Every line that holds the word "selector" needs to be copied from the data below.

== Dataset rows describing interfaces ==
|---|

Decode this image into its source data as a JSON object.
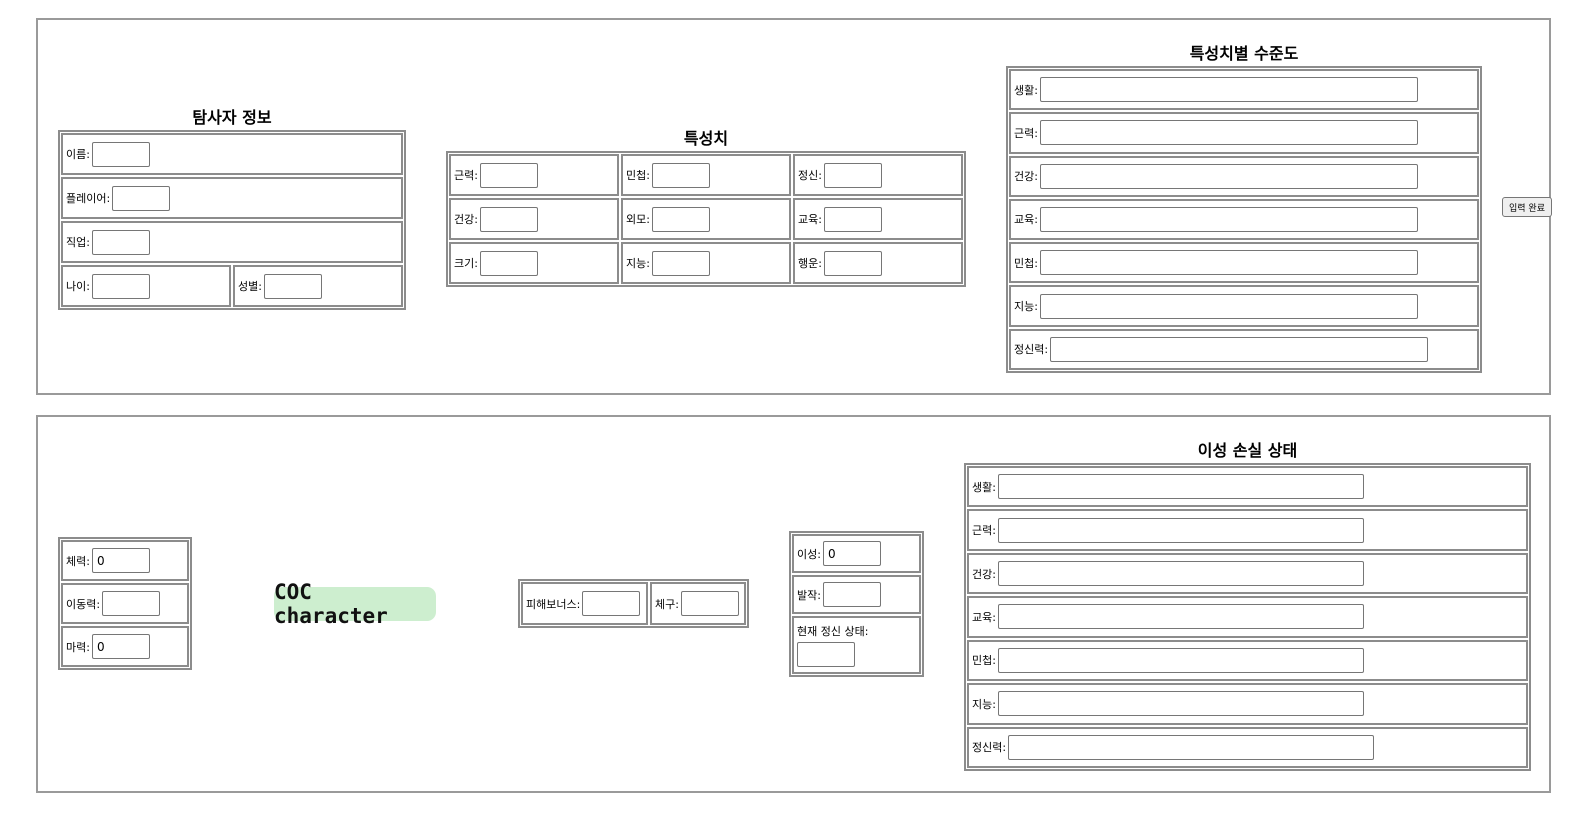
{
  "investigator": {
    "title": "탐사자 정보",
    "name_label": "이름:",
    "player_label": "플레이어:",
    "job_label": "직업:",
    "age_label": "나이:",
    "gender_label": "성별:"
  },
  "traits": {
    "title": "특성치",
    "strength_label": "근력:",
    "dexterity_label": "민첩:",
    "mind_label": "정신:",
    "health_label": "건강:",
    "appearance_label": "외모:",
    "education_label": "교육:",
    "size_label": "크기:",
    "intelligence_label": "지능:",
    "luck_label": "행운:"
  },
  "trait_levels": {
    "title": "특성치별 수준도",
    "items": [
      "생활:",
      "근력:",
      "건강:",
      "교육:",
      "민첩:",
      "지능:",
      "정신력:"
    ]
  },
  "submit_label": "입력 완료",
  "stats": {
    "hp_label": "체력:",
    "hp_value": "0",
    "move_label": "이동력:",
    "move_value": "",
    "magic_label": "마력:",
    "magic_value": "0"
  },
  "app_title": "COC character",
  "combat": {
    "damage_bonus_label": "피해보너스:",
    "build_label": "체구:"
  },
  "sanity": {
    "sanity_label": "이성:",
    "sanity_value": "0",
    "fit_label": "발작:",
    "current_state_label": "현재 정신 상태:"
  },
  "sanity_loss": {
    "title": "이성 손실 상태",
    "items": [
      "생활:",
      "근력:",
      "건강:",
      "교육:",
      "민첩:",
      "지능:",
      "정신력:"
    ]
  }
}
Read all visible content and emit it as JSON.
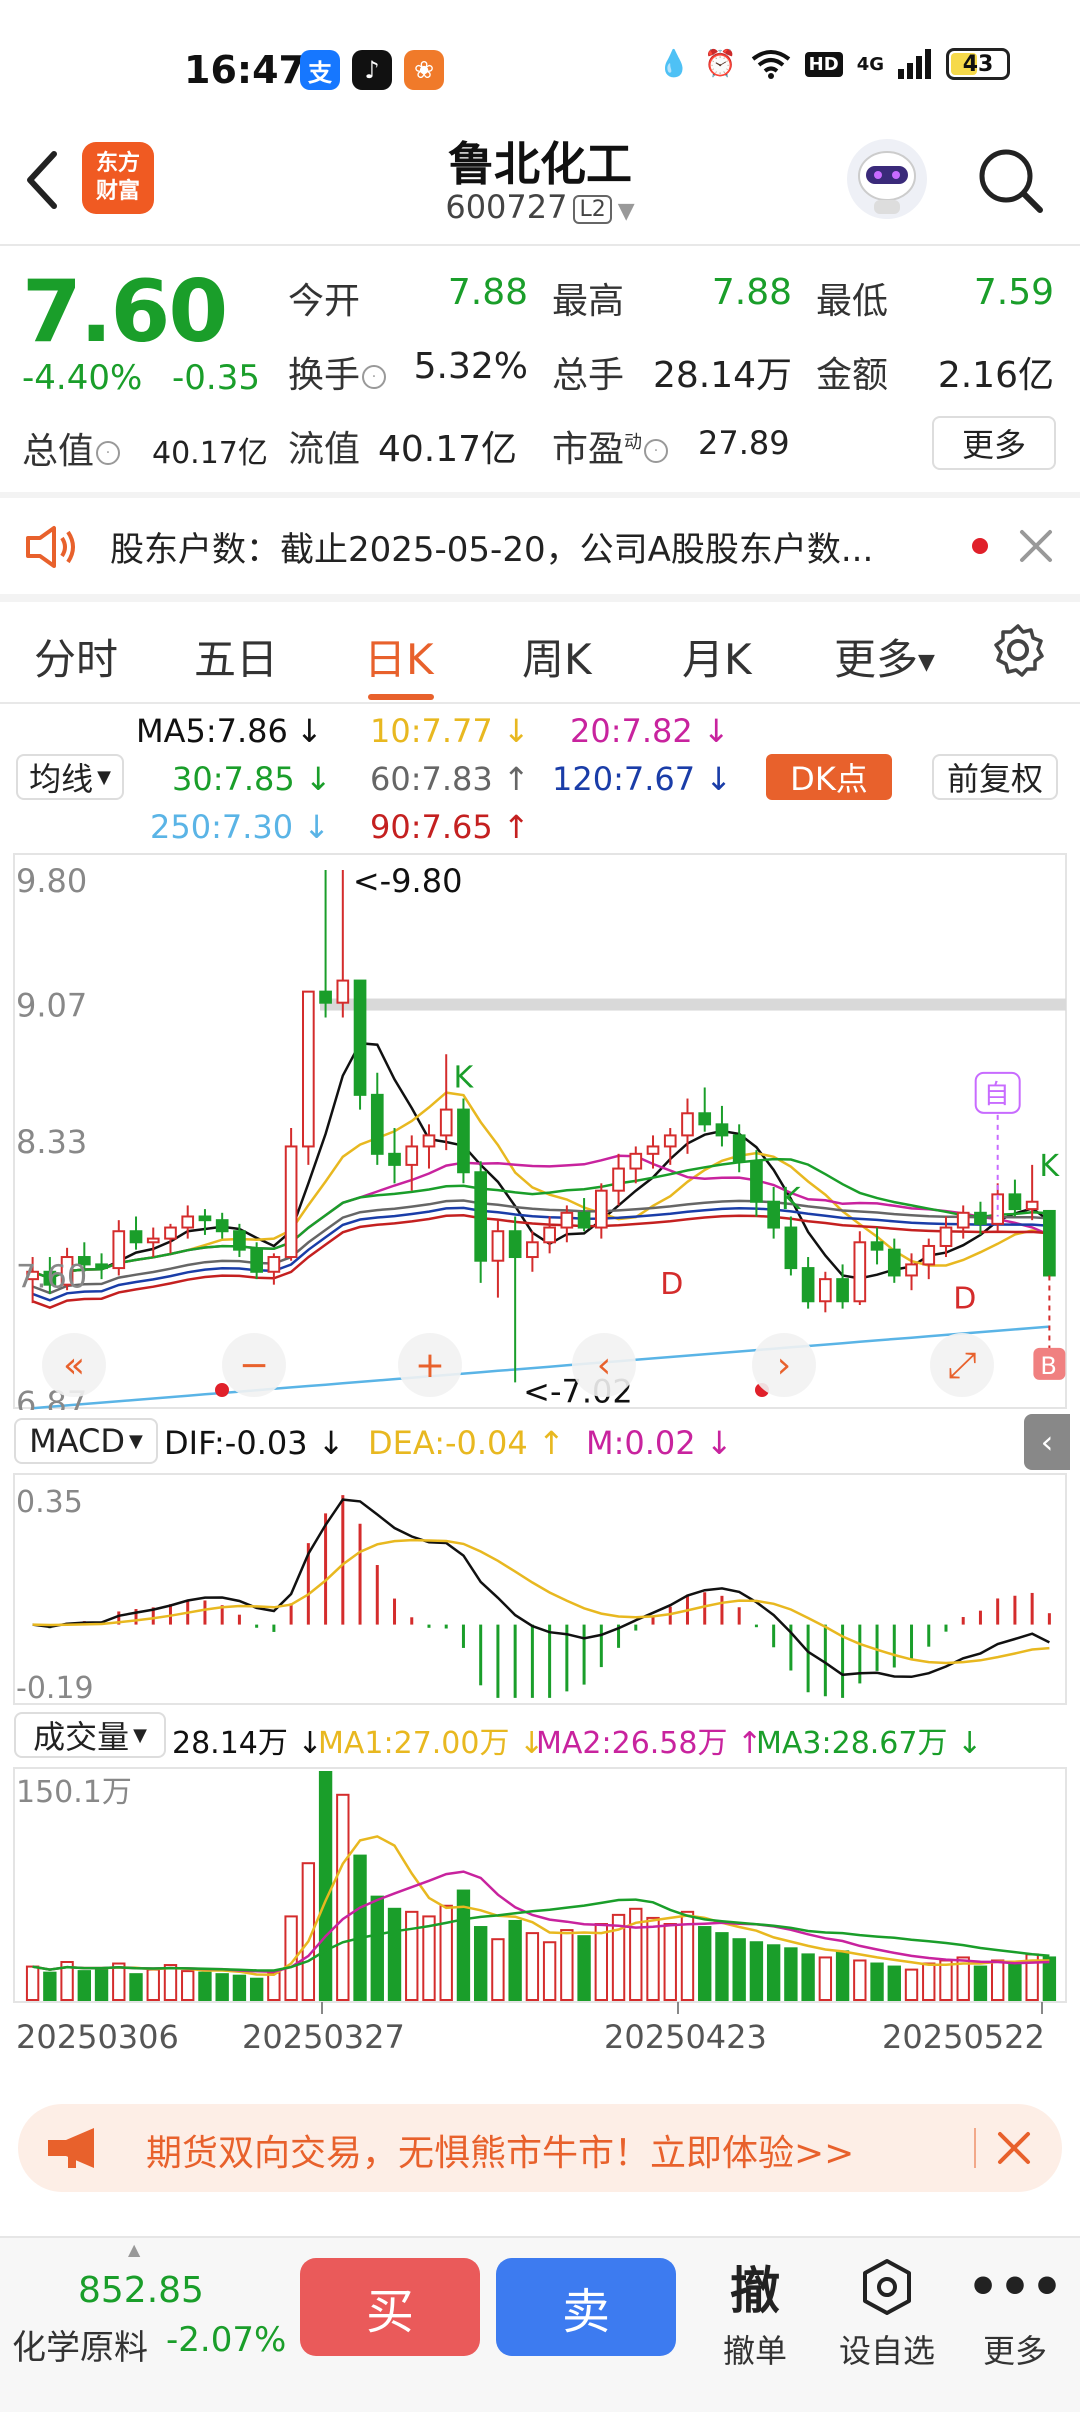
{
  "status_bar": {
    "time": "16:47",
    "app_icons": [
      "支",
      "♪",
      "❀"
    ],
    "network": "4G",
    "hd": "HD",
    "battery": "43"
  },
  "header": {
    "logo_line1": "东方",
    "logo_line2": "财富",
    "title": "鲁北化工",
    "code": "600727",
    "level": "L2"
  },
  "quote": {
    "price": "7.60",
    "change_pct": "-4.40%",
    "change": "-0.35",
    "open_label": "今开",
    "open": "7.88",
    "high_label": "最高",
    "high": "7.88",
    "low_label": "最低",
    "low": "7.59",
    "turnover_label": "换手",
    "turnover": "5.32%",
    "volume_label": "总手",
    "volume": "28.14万",
    "amount_label": "金额",
    "amount": "2.16亿",
    "mktcap_label": "总值",
    "mktcap": "40.17亿",
    "float_label": "流值",
    "float": "40.17亿",
    "pe_label": "市盈",
    "pe_sup": "动",
    "pe": "27.89",
    "more": "更多"
  },
  "notice": {
    "text": "股东户数：截止2025-05-20，公司A股股东户数..."
  },
  "tabs": [
    "分时",
    "五日",
    "日K",
    "周K",
    "月K",
    "更多"
  ],
  "active_tab": 2,
  "ma_legend": {
    "selector": "均线",
    "ma5": "MA5:7.86",
    "ma10": "10:7.77",
    "ma20": "20:7.82",
    "ma30": "30:7.85",
    "ma60": "60:7.83",
    "ma120": "120:7.67",
    "ma250": "250:7.30",
    "ma90": "90:7.65",
    "dk": "DK点",
    "adjust": "前复权"
  },
  "colors": {
    "up": "#d42c2c",
    "down": "#1a9e2a",
    "accent": "#e8612c",
    "ma5": "#111111",
    "ma10": "#e8b820",
    "ma20": "#c8239e",
    "ma30": "#1a9e2a",
    "ma60": "#666666",
    "ma120": "#1a3da8",
    "ma250": "#5ab4e6",
    "ma90": "#c42020"
  },
  "chart_data": [
    {
      "type": "candlestick",
      "ylim": [
        6.87,
        9.8
      ],
      "ytick_labels": [
        "9.80",
        "9.07",
        "8.33",
        "7.60",
        "6.87"
      ],
      "annotations": {
        "max": "<-9.80",
        "min": "<-7.02",
        "signals": [
          "K",
          "D",
          "K",
          "D",
          "K",
          "自",
          "B"
        ]
      },
      "candles": [
        [
          7.58,
          7.7,
          7.45,
          7.62
        ],
        [
          7.62,
          7.7,
          7.5,
          7.55
        ],
        [
          7.55,
          7.75,
          7.52,
          7.7
        ],
        [
          7.7,
          7.78,
          7.62,
          7.66
        ],
        [
          7.66,
          7.72,
          7.58,
          7.64
        ],
        [
          7.64,
          7.9,
          7.6,
          7.84
        ],
        [
          7.84,
          7.92,
          7.74,
          7.78
        ],
        [
          7.78,
          7.86,
          7.7,
          7.8
        ],
        [
          7.8,
          7.88,
          7.72,
          7.86
        ],
        [
          7.86,
          7.98,
          7.8,
          7.92
        ],
        [
          7.92,
          7.96,
          7.82,
          7.9
        ],
        [
          7.9,
          7.94,
          7.8,
          7.84
        ],
        [
          7.84,
          7.88,
          7.7,
          7.74
        ],
        [
          7.74,
          7.78,
          7.58,
          7.62
        ],
        [
          7.62,
          7.72,
          7.55,
          7.7
        ],
        [
          7.7,
          8.4,
          7.68,
          8.3
        ],
        [
          8.3,
          9.14,
          8.2,
          9.14
        ],
        [
          9.14,
          9.8,
          9.0,
          9.08
        ],
        [
          9.08,
          9.8,
          9.0,
          9.2
        ],
        [
          9.2,
          9.2,
          8.5,
          8.58
        ],
        [
          8.58,
          8.7,
          8.2,
          8.26
        ],
        [
          8.26,
          8.4,
          8.1,
          8.2
        ],
        [
          8.2,
          8.36,
          8.06,
          8.3
        ],
        [
          8.3,
          8.42,
          8.18,
          8.36
        ],
        [
          8.36,
          8.8,
          8.28,
          8.5
        ],
        [
          8.5,
          8.56,
          8.1,
          8.16
        ],
        [
          8.16,
          8.22,
          7.56,
          7.68
        ],
        [
          7.68,
          7.9,
          7.48,
          7.84
        ],
        [
          7.84,
          7.92,
          7.02,
          7.7
        ],
        [
          7.7,
          7.84,
          7.62,
          7.78
        ],
        [
          7.78,
          7.92,
          7.72,
          7.86
        ],
        [
          7.86,
          7.98,
          7.78,
          7.94
        ],
        [
          7.94,
          8.02,
          7.84,
          7.86
        ],
        [
          7.86,
          8.1,
          7.8,
          8.06
        ],
        [
          8.06,
          8.26,
          7.98,
          8.18
        ],
        [
          8.18,
          8.3,
          8.1,
          8.26
        ],
        [
          8.26,
          8.36,
          8.18,
          8.3
        ],
        [
          8.3,
          8.4,
          8.2,
          8.36
        ],
        [
          8.36,
          8.56,
          8.26,
          8.48
        ],
        [
          8.48,
          8.62,
          8.38,
          8.42
        ],
        [
          8.42,
          8.52,
          8.3,
          8.36
        ],
        [
          8.36,
          8.42,
          8.16,
          8.22
        ],
        [
          8.22,
          8.28,
          7.92,
          8.0
        ],
        [
          8.0,
          8.08,
          7.8,
          7.86
        ],
        [
          7.86,
          7.92,
          7.6,
          7.64
        ],
        [
          7.64,
          7.7,
          7.42,
          7.46
        ],
        [
          7.46,
          7.62,
          7.4,
          7.58
        ],
        [
          7.58,
          7.66,
          7.42,
          7.46
        ],
        [
          7.46,
          7.84,
          7.44,
          7.78
        ],
        [
          7.78,
          7.86,
          7.66,
          7.74
        ],
        [
          7.74,
          7.8,
          7.56,
          7.6
        ],
        [
          7.6,
          7.72,
          7.52,
          7.66
        ],
        [
          7.66,
          7.8,
          7.58,
          7.76
        ],
        [
          7.76,
          7.92,
          7.7,
          7.86
        ],
        [
          7.86,
          7.98,
          7.8,
          7.94
        ],
        [
          7.94,
          8.0,
          7.82,
          7.88
        ],
        [
          7.88,
          8.1,
          7.84,
          8.04
        ],
        [
          8.04,
          8.12,
          7.92,
          7.96
        ],
        [
          7.96,
          8.2,
          7.9,
          8.0
        ],
        [
          7.95,
          7.95,
          7.59,
          7.6
        ]
      ]
    },
    {
      "type": "macd",
      "selector": "MACD",
      "dif": "DIF:-0.03",
      "dea": "DEA:-0.04",
      "m": "M:0.02",
      "ylim": [
        -0.19,
        0.35
      ],
      "ytick_labels": [
        "0.35",
        "-0.19"
      ]
    },
    {
      "type": "volume",
      "selector": "成交量",
      "total": "28.14万",
      "ma1": "MA1:27.00万",
      "ma2": "MA2:26.58万",
      "ma3": "MA3:28.67万",
      "ytick_label": "150.1万",
      "x_labels": [
        "20250306",
        "20250327",
        "20250423",
        "20250522"
      ],
      "values": [
        22,
        18,
        25,
        19,
        21,
        24,
        17,
        20,
        23,
        19,
        18,
        17,
        16,
        14,
        18,
        55,
        90,
        150,
        135,
        95,
        68,
        60,
        58,
        55,
        62,
        72,
        48,
        40,
        52,
        44,
        38,
        46,
        42,
        50,
        56,
        60,
        54,
        50,
        58,
        48,
        44,
        40,
        38,
        36,
        34,
        30,
        28,
        32,
        26,
        24,
        22,
        20,
        24,
        26,
        28,
        22,
        26,
        24,
        30,
        28
      ]
    }
  ],
  "banner": {
    "text": "期货双向交易，无惧熊市牛市！立即体验>>"
  },
  "bottom": {
    "index_value": "852.85",
    "index_name": "化学原料",
    "index_change": "-2.07%",
    "buy": "买",
    "sell": "卖",
    "cancel_icon": "撤",
    "cancel": "撤单",
    "watch": "设自选",
    "more": "更多"
  }
}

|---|

== EXERCISE RESPONSE ==
    "selector": "均线",
      "selector": "MACD",
      "selector": "成交量",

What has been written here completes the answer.